“All of the people who gave us a break and gave our kids a break, are not there,” said one parent in an excerpt from their interview with Fenesi’s team.
Parental duties became difficult to manage, especially for those who began working from home while caring for their children. Struggling to fulfill these duties created a sense of guilt, adding to a growing list of pandemic-related stressors.
Parent-led schooling and a lack of information regarding school guidelines led to increased frustration and stress for parents as well.
Lastly, as seen in their children, an increase in parental anxiety was reported, largely stemming from fearing the unknown aspects of COVID-19 and general anxiety surrounding their parenting skills under pandemic conditions.
“Our work showed that the pandemic caused massive fractures to component elements of the family system by disrupting connections to family, friends, peers, educational support, places of employment, therapy groups, and extracurricular outlets,” said Fenesi.
“While these fractures were experienced by families around the world, systems theory points to an inherent vulnerability among families raising children with ADHD, making the impact of additional stressors significantly worse in these households.”
This inherent vulnerability is exposed in other higher-stress situations often experienced by these families that mirror many of the circumstances created by the pandemic.
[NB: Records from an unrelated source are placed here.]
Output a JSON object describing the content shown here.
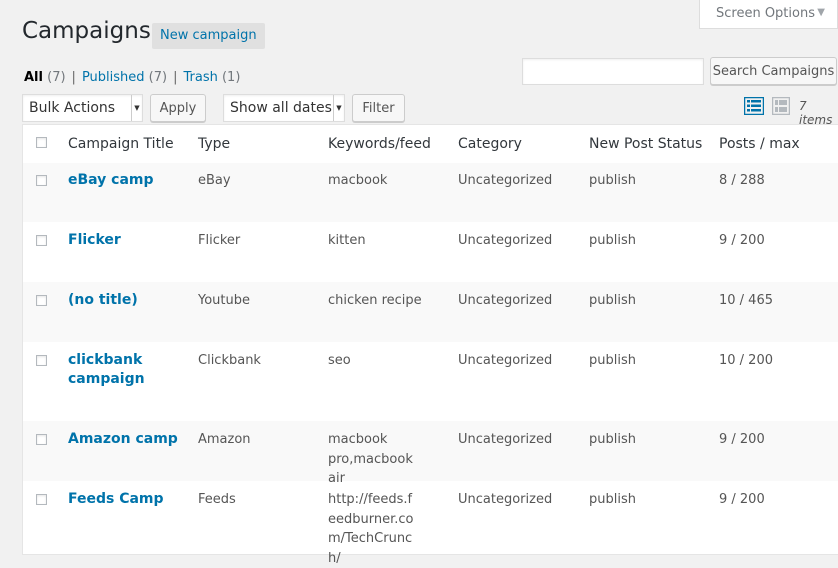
{
  "header": {
    "title": "Campaigns",
    "new_button": "New campaign",
    "screen_options": "Screen Options"
  },
  "filters": {
    "all_label": "All",
    "all_count": "(7)",
    "published_label": "Published",
    "published_count": "(7)",
    "trash_label": "Trash",
    "trash_count": "(1)",
    "separator": "|"
  },
  "search": {
    "value": "",
    "button": "Search Campaigns"
  },
  "toolbar": {
    "bulk_actions": "Bulk Actions",
    "apply": "Apply",
    "dates": "Show all dates",
    "filter": "Filter",
    "items_count": "7 items"
  },
  "table": {
    "columns": [
      "Campaign Title",
      "Type",
      "Keywords/feed",
      "Category",
      "New Post Status",
      "Posts / max"
    ],
    "rows": [
      {
        "title": "eBay camp",
        "type": "eBay",
        "keywords": "macbook",
        "category": "Uncategorized",
        "status": "publish",
        "posts": "8 / 288"
      },
      {
        "title": "Flicker",
        "type": "Flicker",
        "keywords": "kitten",
        "category": "Uncategorized",
        "status": "publish",
        "posts": "9 / 200"
      },
      {
        "title": "(no title)",
        "type": "Youtube",
        "keywords": "chicken recipe",
        "category": "Uncategorized",
        "status": "publish",
        "posts": "10 / 465"
      },
      {
        "title": "clickbank campaign",
        "type": "Clickbank",
        "keywords": "seo",
        "category": "Uncategorized",
        "status": "publish",
        "posts": "10 / 200"
      },
      {
        "title": "Amazon camp",
        "type": "Amazon",
        "keywords": "macbook pro,macbook air",
        "category": "Uncategorized",
        "status": "publish",
        "posts": "9 / 200"
      },
      {
        "title": "Feeds Camp",
        "type": "Feeds",
        "keywords": "http://feeds.feedburner.com/TechCrunch/",
        "category": "Uncategorized",
        "status": "publish",
        "posts": "9 / 200"
      }
    ]
  },
  "icons": {
    "list_view": "list-view-icon",
    "excerpt_view": "excerpt-view-icon",
    "dropdown": "chevron-down-icon"
  },
  "colors": {
    "link": "#0073aa",
    "background": "#f1f1f1",
    "alt_row": "#f9f9f9"
  }
}
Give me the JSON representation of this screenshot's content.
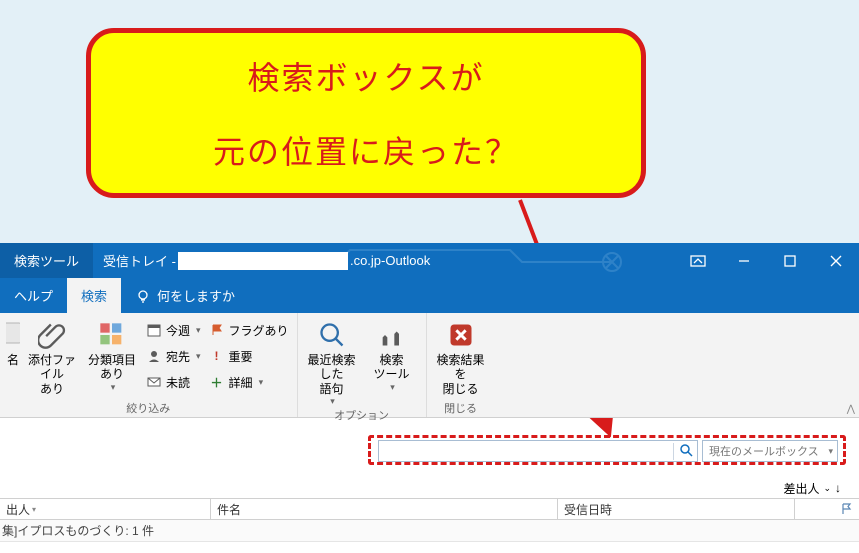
{
  "callout": {
    "line1": "検索ボックスが",
    "line2": "元の位置に戻った？"
  },
  "title": {
    "tool_tab": "検索ツール",
    "inbox_label": "受信トレイ -",
    "domain_suffix": ".co.jp",
    "separator": " - ",
    "app_name": "Outlook"
  },
  "tabs": {
    "help": "ヘルプ",
    "search": "検索",
    "tellme": "何をしますか"
  },
  "ribbon": {
    "group_narrow": "絞り込み",
    "group_options": "オプション",
    "group_close": "閉じる",
    "btn_cut_name": "名",
    "btn_attachment": "添付ファイル\nあり",
    "btn_categorized": "分類項目\nあり",
    "small_thisweek": "今週",
    "small_to": "宛先",
    "small_unread": "未読",
    "small_flagged": "フラグあり",
    "small_important": "重要",
    "small_more": "詳細",
    "btn_recent": "最近検索した\n語句",
    "btn_tools": "検索\nツール",
    "btn_closeresults": "検索結果を\n閉じる"
  },
  "search": {
    "scope": "現在のメールボックス"
  },
  "sort": {
    "label": "差出人"
  },
  "columns": {
    "sender": "出人",
    "subject": "件名",
    "date": "受信日時"
  },
  "group_header": "集]イプロスものづくり: 1 件"
}
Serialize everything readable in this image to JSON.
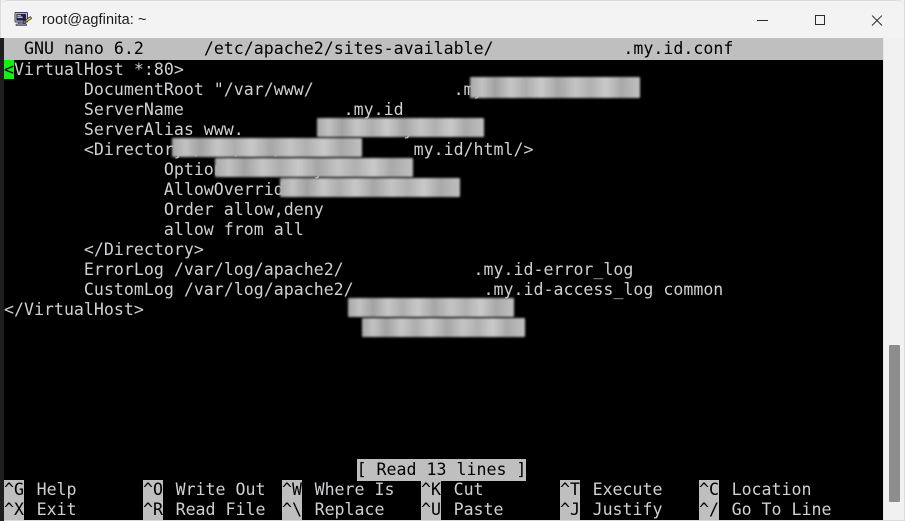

A few examples include greater employment instability, more financial difficulties, lack of therapeutic and educational support, negative parent-child interactions, and greater parental discord.
“The supports that these families need extend beyond the added constraints of what the COVID-19 pandemic created,” Fenesi added.
A lack of educational support was one of the most common challenges faced by the families interviewed, which is especially problematic given that “children with ADHD require targeted support during their learning to thrive,” Fenesi said.
Be it the pandemic or any other scenario that leaves a similar impact, schoolboards, colleges, and universities could prepare for the worst by leveraging their network of teachers and faculty to offer coordinated support for those struggling the most, according to Fenesi. A similar measure includes having tutors matched with children on a needs basis.
The importance of extracurricular outlets and structured routine is made evident by the challenges faced by families who lost them and Fenesi sees a solution in having schools or community centers provide more online or socially distanced activities.
To cope with the impacts of social isolation, creating an environment where children can discuss their feelings or simply socialize is paramount and is something that “could be facilitated by scheduling time in the school day for students to chat with one another through virtual breakout rooms or in-person group activities,” Fenesi said.
Alexis Winfield et al, The impact of the COVID-19 pandemic on the mental health of families dealing with attention-deficit hyperactivity disorder, PLOS ONE (2023). DOI: 10.1371/journal.pone.0283227
Source: Read Full Article